This wine does not list a cru status, so we can infer that either the wine was made with a blend of crus (some grand, some premier, and some plain ol' cru), or that the village where the grapes were harvested were neither grand nor premier cru.  Either way, there's probably not going to have a lot of terroir in the wine.

On the bottom, next to the bottle size, there's a code: NM-178-005.  The "NM" tells you that the wine is a négociant wine -- more than 5% of the grapes, juice, or finished wine were purchased from someone else.  Yes, it's practice in Champagne to purchase finished bubbles and blend it into your own cuveé!

Now, there are several other codes that could be used here:
  • RM: Récoltant-Manipulant.  Grower-maker.  Less than 5% of the grapes, juice, or wine was purchased.  The remainder was grown by the producer.
  • CM: Coopérative de Manipulation.  A co-op; the wine was made by a group of growers getting together and sharing their grapes.
  • RC: Récoltant-Coopérateur.  Grower-cooperator.  This is a grower who turns over their fruit to a co-op, but takes back the wine before it's done.
  • SR: Société de Récoltants.  Group of growers; this is a family business, where one part of the family grows grapes, and another makes wine.
  • ND: Négociant Distributeur.  This is a merchant selling finished wine under their own name.
  • MA: Marque Auxiliaire or Marque d'Acheteur.  This is wine sold under a name unrelated to the grower or producer.
In general, the quality level of the RM's, SR's, and RC's is fairly high (likely, you'll only see RM's -- there are few SR's and RC's out there).  The CM's are pretty good, generally, depending on where they get their grapes from -- so check the cru status and/or village name on the bottle.  NM's can be good, but the big ones tend to be pretty cookie-cutter, so tread lightly into them; look for a cru status (yes, there are Grand Cru NM's), and ask questions at your wine store.

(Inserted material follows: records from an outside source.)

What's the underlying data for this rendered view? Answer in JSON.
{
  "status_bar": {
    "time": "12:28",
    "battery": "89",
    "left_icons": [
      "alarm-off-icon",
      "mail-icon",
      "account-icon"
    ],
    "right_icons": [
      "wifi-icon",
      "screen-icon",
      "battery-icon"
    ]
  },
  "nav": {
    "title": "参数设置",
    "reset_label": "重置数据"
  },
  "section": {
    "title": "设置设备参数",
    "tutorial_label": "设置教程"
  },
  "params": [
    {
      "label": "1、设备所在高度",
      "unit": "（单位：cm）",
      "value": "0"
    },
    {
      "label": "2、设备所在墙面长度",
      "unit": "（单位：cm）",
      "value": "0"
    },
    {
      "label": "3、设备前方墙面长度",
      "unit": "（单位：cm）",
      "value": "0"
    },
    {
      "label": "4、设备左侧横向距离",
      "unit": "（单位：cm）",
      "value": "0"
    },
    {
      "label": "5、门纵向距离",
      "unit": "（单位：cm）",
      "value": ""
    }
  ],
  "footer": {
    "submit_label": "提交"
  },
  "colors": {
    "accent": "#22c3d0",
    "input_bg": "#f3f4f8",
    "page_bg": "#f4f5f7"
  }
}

Avoid the ND and MA wines, generally.  They're the stuff that couldn't be sold to the NM's.  There are exceptions, but they're very few and far between.

Now, if the name of the wine includes the word "Château," it means that the wine was bottled and cellared entirely on the estate.  There are, I'm given to understand, only a handful Château Champagnes, and I can heartily recommend one (Château de Bligny -- in the sense of full disclosure, I got to taste it for free with the owner's son at a tasting event).

Edit: Thanks to Boris for pointing out I'd incorrectly referenced the villages below Premier Cru as Cru Bourgois -- it's just plain "Cru," at that point in Champagne.

No comments:

Post a Comment